If you have walked into a book store recently or visited any online bestseller lists, it is of no surprise to you that many of the most popular titles are graced with the words “girl” or “woman”.
Do you ever wonder why that is?
Why women have such a focus in crime novels and thrillers?
Why female authors are most common for these books?
Why the trend first began with the word “girl” and is now progressing to “woman?”
“I have talked to other crime writers that have been urged by various professional people in their life to put the word girl in their title. It’s not necessarily an issue with the content of the book itself, but there’s this sort of shorthand that if it has ‘girl’ in the title, then I know what to expect.”
-Megan Abbott, Author
This trend has been fixated back to the release of Stieg Larsson’s, The Girl with the Dragon Tattoo. Vulture.com analyzed this trend’s proliferation into the industry and cited 91 imitators up until 2014, whereafter they stopped tracking the trend.
They analyzed the trend by year and genre, however they were only looking for the word “girl” in titles, and as we know as readers the word “woman” has become vastly popular in titles recently as well. Since the count ended in mid-2014, how many more books do you think could still be a direct result of this trend? And who’s counting?
Males are fixated on this trend as well.
Insert: Daniel Mallory.
Although, you may know him by A. J. Finn, author of the new bestseller The Woman in the Window. Mallory received a two-book offer for $2 million from his own publishing house, William Morrow, where he is an executive editor, and deals with 37 international publishers as well as a film dealwith Fox 2000. This kind of attention is very unusual for an author, especially an author who is an executive editor at the same house they are published with.
“While he had long considered writing fiction, it was only when he clocked the popularity of “Gone Girl” and “Girl on the Train,” two commercially successful descendants of the classic genre he’d long loved, that he realized the market was ripe for the kind of story he might want to tell.”
-The New York Times
It is important to establish why Mallory decided to publish under a pseudonym. Mallory claims it was so he and his established authors would not be competitors. While this may be a factor, it is also significant that many of the authors who submit to this trend are female. Thus, the male authors who write for this trend have reason to choose a pseudonym in order to make their books marketable.
“While exact numbers are hard to source, women readers have come to dominate fiction, where they’re widely touted as representing as much as 80 percent of the market. And while crime fiction and psychological thrillers are often associated with male readers, women read most of those, too—between 60 and 80 percent.

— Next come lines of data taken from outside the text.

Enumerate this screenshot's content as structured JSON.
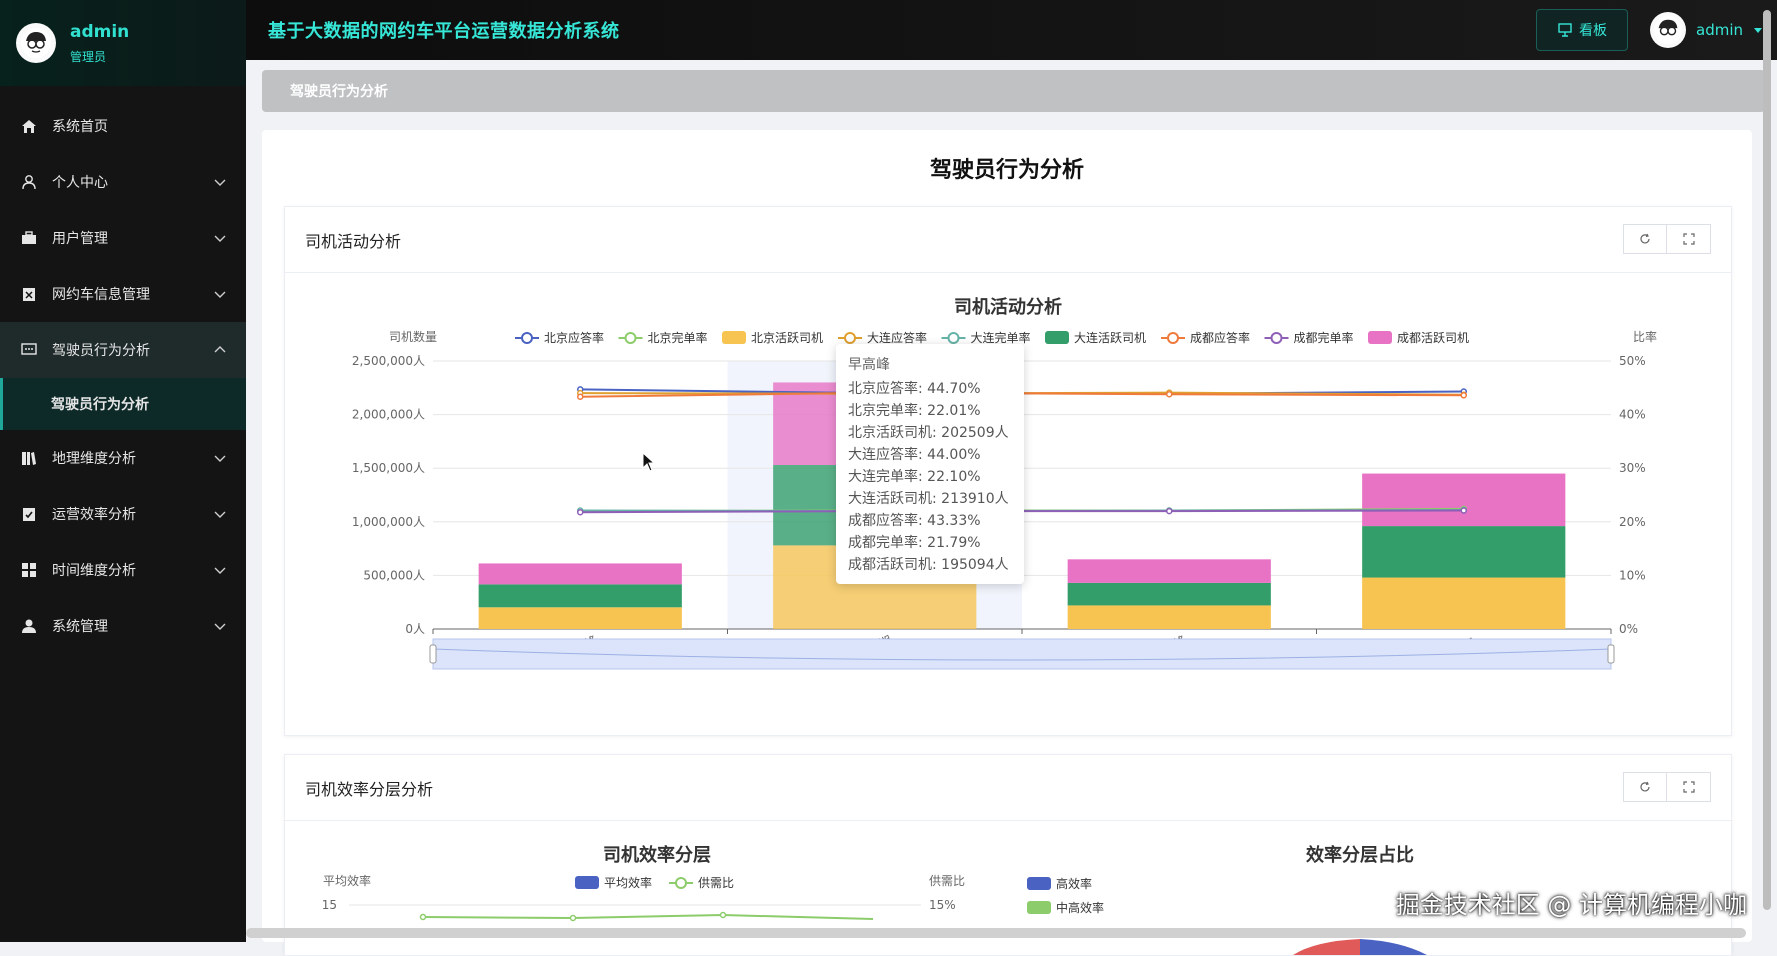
{
  "user": {
    "name": "admin",
    "role": "管理员"
  },
  "menu": [
    {
      "label": "系统首页",
      "icon": "home-icon",
      "chevron": false
    },
    {
      "label": "个人中心",
      "icon": "user-icon",
      "chevron": true
    },
    {
      "label": "用户管理",
      "icon": "briefcase-icon",
      "chevron": true
    },
    {
      "label": "网约车信息管理",
      "icon": "clipboard-icon",
      "chevron": true
    },
    {
      "label": "驾驶员行为分析",
      "icon": "chat-icon",
      "chevron": true,
      "active": true
    },
    {
      "label": "地理维度分析",
      "icon": "books-icon",
      "chevron": true
    },
    {
      "label": "运营效率分析",
      "icon": "clipboard-check-icon",
      "chevron": true
    },
    {
      "label": "时间维度分析",
      "icon": "grid-icon",
      "chevron": true
    },
    {
      "label": "系统管理",
      "icon": "person-icon",
      "chevron": true
    }
  ],
  "submenu_active": "驾驶员行为分析",
  "header": {
    "title": "基于大数据的网约车平台运营数据分析系统",
    "board_label": "看板",
    "user": "admin"
  },
  "breadcrumb": "驾驶员行为分析",
  "page_title": "驾驶员行为分析",
  "card1": {
    "title": "司机活动分析"
  },
  "card2": {
    "title": "司机效率分层分析"
  },
  "tooltip": {
    "title": "早高峰",
    "rows": [
      "北京应答率: 44.70%",
      "北京完单率: 22.01%",
      "北京活跃司机: 202509人",
      "大连应答率: 44.00%",
      "大连完单率: 22.10%",
      "大连活跃司机: 213910人",
      "成都应答率: 43.33%",
      "成都完单率: 21.79%",
      "成都活跃司机: 195094人"
    ]
  },
  "watermark": "掘金技术社区 @ 计算机编程小咖",
  "chart_data": [
    {
      "type": "bar",
      "title": "司机活动分析",
      "ylabel": "司机数量",
      "y2label": "比率",
      "categories": [
        "早高峰",
        "平峰期",
        "晚高峰",
        "夜间"
      ],
      "yticks": [
        "0人",
        "500,000人",
        "1,000,000人",
        "1,500,000人",
        "2,000,000人",
        "2,500,000人"
      ],
      "y2ticks": [
        "0%",
        "10%",
        "20%",
        "30%",
        "40%",
        "50%"
      ],
      "ylim": [
        0,
        2500000
      ],
      "y2lim": [
        0,
        50
      ],
      "legend": [
        "北京应答率",
        "北京完单率",
        "北京活跃司机",
        "大连应答率",
        "大连完单率",
        "大连活跃司机",
        "成都应答率",
        "成都完单率",
        "成都活跃司机"
      ],
      "bar_series": [
        {
          "name": "北京活跃司机",
          "color": "#f7c452",
          "values": [
            202509,
            780000,
            220000,
            480000
          ]
        },
        {
          "name": "大连活跃司机",
          "color": "#339e6a",
          "values": [
            213910,
            750000,
            210000,
            480000
          ]
        },
        {
          "name": "成都活跃司机",
          "color": "#e872c4",
          "values": [
            195094,
            770000,
            220000,
            490000
          ]
        }
      ],
      "line_series": [
        {
          "name": "北京应答率",
          "color": "#4a62c2",
          "values": [
            44.7,
            44.0,
            43.9,
            44.3
          ]
        },
        {
          "name": "北京完单率",
          "color": "#8ccc6a",
          "values": [
            22.01,
            22.1,
            22.1,
            22.4
          ]
        },
        {
          "name": "大连应答率",
          "color": "#e0a030",
          "values": [
            44.0,
            43.9,
            44.1,
            43.7
          ]
        },
        {
          "name": "大连完单率",
          "color": "#66b3a8",
          "values": [
            22.1,
            22.0,
            22.1,
            22.2
          ]
        },
        {
          "name": "成都应答率",
          "color": "#ef7a3c",
          "values": [
            43.33,
            44.1,
            43.8,
            43.6
          ]
        },
        {
          "name": "成都完单率",
          "color": "#8e5fb6",
          "values": [
            21.79,
            22.0,
            22.0,
            22.1
          ]
        }
      ],
      "highlight_category": "平峰期"
    },
    {
      "type": "line",
      "title": "司机效率分层",
      "ylabel": "平均效率",
      "y2label": "供需比",
      "legend": [
        "平均效率",
        "供需比"
      ],
      "yticks": [
        "15"
      ],
      "y2ticks": [
        "15%"
      ]
    },
    {
      "type": "pie",
      "title": "效率分层占比",
      "legend": [
        "高效率",
        "中高效率"
      ],
      "colors": [
        "#4a62c2",
        "#8ccc6a",
        "#e05a5a"
      ]
    }
  ]
}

Dr. Melanie Ramdarshan Bold, a lecturer in publishing and book culture at University College London, told me that women also prefer to read books by women, citing a Goodreads survey that found 80 percentof a new female author’s readership is likely to be female.”
– Sophie Gilbert, The Atlantic
A pseudonym is a easy way for male authors to conform to the ideals of the market. However, what matters most is if male authors can adequately represent female characters in their books. The seemingly endless amount of vulnerability and negligence connected to women today is only proliferated by this trend and its sentiments that a female narrator is unreliable.
“I think a lot of these other books that have climbed upon the “girl train” so to speak is … people are gravitating toward these unreliable narrators. I know that when I read Gone Girl it was 2012, we were only a few years removed from the economic crash of 2008, a lot of people felt their lives were completely upended, they didn’t know who to trust, and so a book like Gone Girl, which gets at the heart of a marriage that seems to be stable but is anything but, I really think that did speak to people.”
-Sarah Weinman, Author
While these violent and hard to follow novels are intense and intriguing for readers, women are being perpetually shown as weak and unreliable to vast audiences.
Today, when women are trying endlessly to show their strength, they are being daunted with the task of intaking stories about their vulnerability and not being shown ways in which to overcome it.
“Women live in fear of male violence, and of being disbelieved if they report it, so it’s hardly surprising that some of the most successful fiction of recent years plays on that. But acknowledging that we – and our fictional heroines – can be flawed, and at the same time truthful, might be a way of challenging the dominant idea that women can’t be reliable narrators of our own experience – a story that has served real predators for far too long.”
-Stephanie Merritt, The Guardian